(Stored dataset items)
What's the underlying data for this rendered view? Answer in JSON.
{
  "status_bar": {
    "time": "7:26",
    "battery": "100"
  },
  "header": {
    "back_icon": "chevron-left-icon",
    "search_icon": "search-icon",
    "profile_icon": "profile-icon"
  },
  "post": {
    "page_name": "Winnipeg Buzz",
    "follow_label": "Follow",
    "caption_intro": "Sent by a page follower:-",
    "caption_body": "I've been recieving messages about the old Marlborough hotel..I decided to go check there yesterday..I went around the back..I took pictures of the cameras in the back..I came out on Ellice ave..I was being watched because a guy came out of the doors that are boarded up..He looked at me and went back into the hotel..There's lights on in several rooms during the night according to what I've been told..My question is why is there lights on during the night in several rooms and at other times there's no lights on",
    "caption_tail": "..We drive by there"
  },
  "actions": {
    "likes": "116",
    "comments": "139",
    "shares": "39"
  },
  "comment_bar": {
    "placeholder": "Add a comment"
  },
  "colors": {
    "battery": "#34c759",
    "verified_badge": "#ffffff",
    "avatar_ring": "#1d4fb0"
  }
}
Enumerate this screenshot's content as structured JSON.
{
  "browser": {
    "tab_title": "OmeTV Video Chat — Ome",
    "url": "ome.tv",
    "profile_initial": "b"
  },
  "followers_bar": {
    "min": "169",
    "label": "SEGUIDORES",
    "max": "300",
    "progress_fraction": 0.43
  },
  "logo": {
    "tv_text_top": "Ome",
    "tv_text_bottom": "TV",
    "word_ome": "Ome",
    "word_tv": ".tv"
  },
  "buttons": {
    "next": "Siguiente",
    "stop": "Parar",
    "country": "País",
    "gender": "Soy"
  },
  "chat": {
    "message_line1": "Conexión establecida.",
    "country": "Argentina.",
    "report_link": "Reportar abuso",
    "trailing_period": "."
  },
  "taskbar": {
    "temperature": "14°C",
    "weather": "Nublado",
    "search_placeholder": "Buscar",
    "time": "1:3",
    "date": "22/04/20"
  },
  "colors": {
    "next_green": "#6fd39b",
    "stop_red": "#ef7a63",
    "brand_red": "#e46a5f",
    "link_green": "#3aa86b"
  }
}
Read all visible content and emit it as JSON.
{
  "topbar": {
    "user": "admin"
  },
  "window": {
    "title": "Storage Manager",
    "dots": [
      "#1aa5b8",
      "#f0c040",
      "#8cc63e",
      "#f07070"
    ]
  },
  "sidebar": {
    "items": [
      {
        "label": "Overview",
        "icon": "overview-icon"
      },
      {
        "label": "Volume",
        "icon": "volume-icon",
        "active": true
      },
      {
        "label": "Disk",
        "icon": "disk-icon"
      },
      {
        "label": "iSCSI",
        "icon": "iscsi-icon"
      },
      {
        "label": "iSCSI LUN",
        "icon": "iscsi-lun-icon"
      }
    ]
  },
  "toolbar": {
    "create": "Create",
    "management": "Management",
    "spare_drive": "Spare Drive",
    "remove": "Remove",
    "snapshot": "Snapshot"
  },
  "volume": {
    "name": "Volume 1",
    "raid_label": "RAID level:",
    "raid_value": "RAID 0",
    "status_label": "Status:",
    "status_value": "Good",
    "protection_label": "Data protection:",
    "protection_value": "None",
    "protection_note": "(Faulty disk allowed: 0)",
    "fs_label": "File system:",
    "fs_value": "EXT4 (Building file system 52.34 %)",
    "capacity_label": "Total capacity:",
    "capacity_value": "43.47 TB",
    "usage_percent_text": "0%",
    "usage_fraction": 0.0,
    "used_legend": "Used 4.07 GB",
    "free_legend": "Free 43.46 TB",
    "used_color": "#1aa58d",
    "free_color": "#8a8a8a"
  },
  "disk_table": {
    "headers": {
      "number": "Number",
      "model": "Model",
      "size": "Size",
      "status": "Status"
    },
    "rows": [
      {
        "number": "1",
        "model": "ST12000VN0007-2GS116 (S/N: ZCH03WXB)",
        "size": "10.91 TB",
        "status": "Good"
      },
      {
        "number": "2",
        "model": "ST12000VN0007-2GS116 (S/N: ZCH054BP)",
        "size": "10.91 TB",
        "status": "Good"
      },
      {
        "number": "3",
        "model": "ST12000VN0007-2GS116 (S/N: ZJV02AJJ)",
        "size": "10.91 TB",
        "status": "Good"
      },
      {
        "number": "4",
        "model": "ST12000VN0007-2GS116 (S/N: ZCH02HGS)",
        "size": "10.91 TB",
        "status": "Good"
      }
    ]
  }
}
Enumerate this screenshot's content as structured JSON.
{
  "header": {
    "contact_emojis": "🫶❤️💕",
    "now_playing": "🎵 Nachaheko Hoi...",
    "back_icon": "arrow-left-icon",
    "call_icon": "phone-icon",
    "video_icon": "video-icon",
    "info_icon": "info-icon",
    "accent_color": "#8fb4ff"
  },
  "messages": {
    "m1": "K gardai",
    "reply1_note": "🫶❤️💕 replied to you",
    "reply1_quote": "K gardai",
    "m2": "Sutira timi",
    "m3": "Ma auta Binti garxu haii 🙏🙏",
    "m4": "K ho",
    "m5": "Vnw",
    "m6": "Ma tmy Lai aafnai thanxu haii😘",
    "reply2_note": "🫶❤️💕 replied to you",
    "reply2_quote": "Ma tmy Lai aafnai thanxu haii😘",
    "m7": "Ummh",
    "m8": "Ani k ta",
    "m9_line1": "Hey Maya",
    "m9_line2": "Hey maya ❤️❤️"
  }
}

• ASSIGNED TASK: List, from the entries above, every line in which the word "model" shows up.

• OUTPUT BELOW:
      "model": "Model",
        "model": "ST12000VN0007-2GS116 (S/N: ZCH03WXB)",
        "model": "ST12000VN0007-2GS116 (S/N: ZCH054BP)",
        "model": "ST12000VN0007-2GS116 (S/N: ZJV02AJJ)",
        "model": "ST12000VN0007-2GS116 (S/N: ZCH02HGS)",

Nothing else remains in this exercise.